* [PROBLEM TO WORK ON]:
Please report every line in the entries that contains the string "phone".
═══ DATA EXTRACTS
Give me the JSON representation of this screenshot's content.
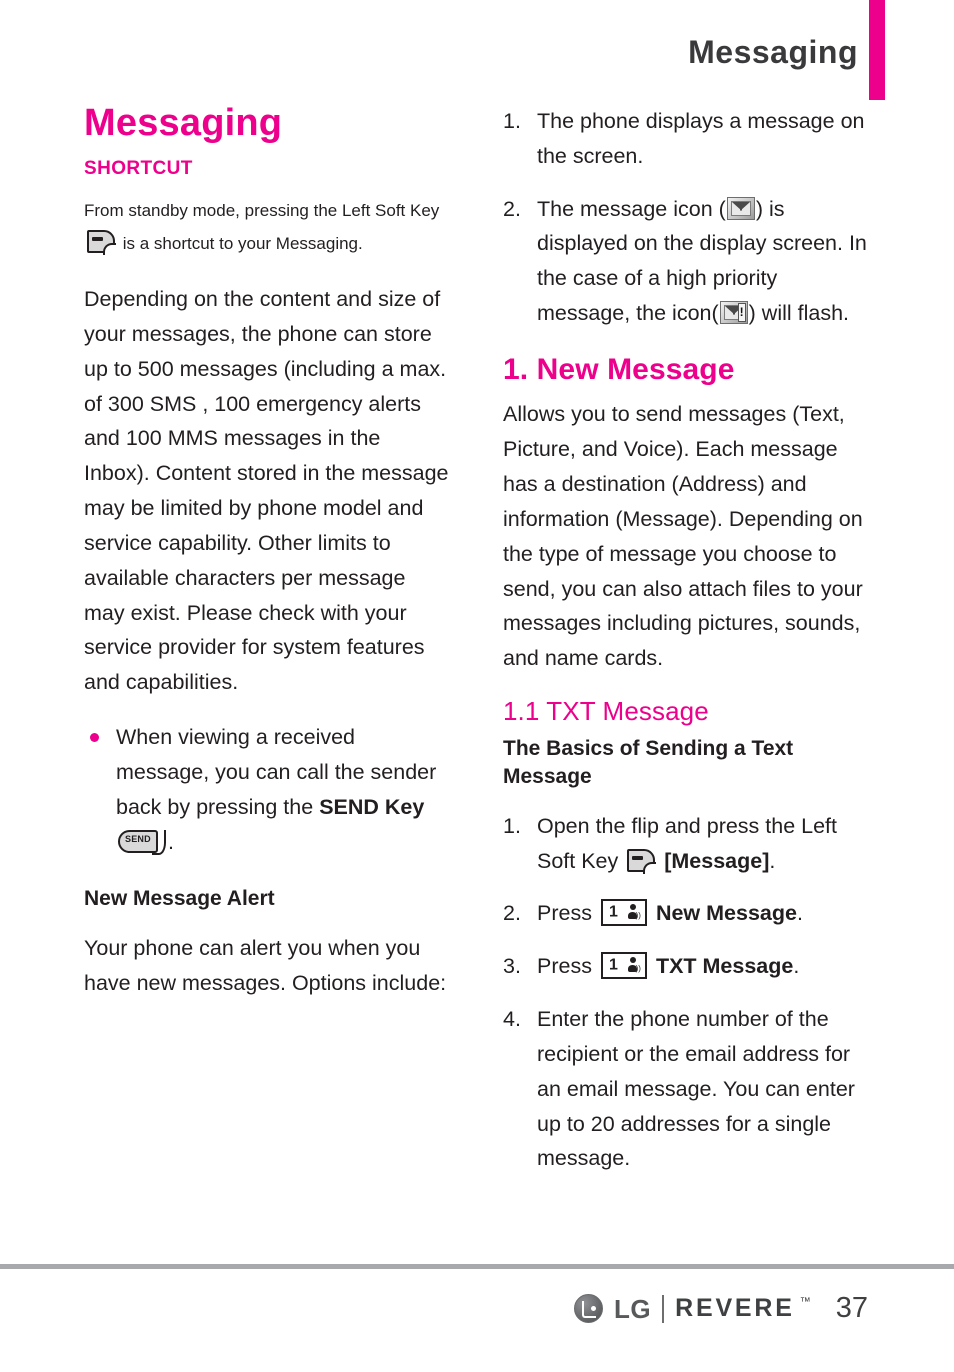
{
  "header": {
    "title": "Messaging",
    "accent_color": "#ec008c"
  },
  "left_column": {
    "doc_title": "Messaging",
    "shortcut_heading": "SHORTCUT",
    "shortcut_note_before": "From standby mode, pressing the Left Soft Key",
    "shortcut_note_after": "is a shortcut to your Messaging.",
    "paragraph_1": "Depending on the content and size of your messages, the phone can store up to 500 messages (including a max. of 300 SMS , 100 emergency alerts and 100 MMS  messages in the Inbox). Content stored in the message may be limited by phone model and service capability. Other limits to available characters per message may exist. Please check with your service provider for system features and capabilities.",
    "bullets": [
      {
        "text_before": "When viewing a received message, you can call the sender back by pressing the",
        "bold_label": "SEND Key",
        "icon": "send-key-icon",
        "text_after": "."
      }
    ],
    "alert_heading": "New Message Alert",
    "alert_paragraph": "Your phone can alert you when you have new messages. Options include:"
  },
  "right_column": {
    "intro_steps": [
      {
        "number": "1.",
        "text": "The phone displays a message on the screen."
      },
      {
        "number": "2.",
        "segments": [
          "The message icon (",
          ") is displayed on the display screen. In the case of a high priority message, the icon(",
          ") will flash."
        ],
        "icons": [
          "message-envelope-icon",
          "high-priority-envelope-icon"
        ]
      }
    ],
    "section_title": "1. New Message",
    "section_paragraph": "Allows you to send messages (Text, Picture, and Voice). Each message has a destination (Address) and information (Message). Depending on the type of message you choose to send, you can also attach files to your messages including pictures, sounds, and name cards.",
    "subsection_title": "1.1 TXT Message",
    "subsection_lead": "The Basics of Sending a Text Message",
    "steps": [
      {
        "number": "1.",
        "text_before": "Open the flip and press the Left Soft Key",
        "icon": "soft-key-icon",
        "bold_after": "[Message]",
        "text_end": "."
      },
      {
        "number": "2.",
        "text_before": "Press",
        "icon": "number-key-1-icon",
        "bold_after": "New Message",
        "text_end": "."
      },
      {
        "number": "3.",
        "text_before": "Press",
        "icon": "number-key-1-icon",
        "bold_after": "TXT Message",
        "text_end": "."
      },
      {
        "number": "4.",
        "text": "Enter the phone number of the recipient or the email address for an email message. You can enter up to 20 addresses for a single message."
      }
    ]
  },
  "footer": {
    "brand_lg": "LG",
    "brand_model": "REVERE",
    "trademark": "™",
    "page_number": "37"
  }
}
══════
* [THE ANSWER]:
    "paragraph_1": "Depending on the content and size of your messages, the phone can store up to 500 messages (including a max. of 300 SMS , 100 emergency alerts and 100 MMS  messages in the Inbox). Content stored in the message may be limited by phone model and service capability. Other limits to available characters per message may exist. Please check with your service provider for system features and capabilities.",
    "alert_paragraph": "Your phone can alert you when you have new messages. Options include:"
        "text": "The phone displays a message on the screen."
        "text": "Enter the phone number of the recipient or the email address for an email message. You can enter up to 20 addresses for a single message."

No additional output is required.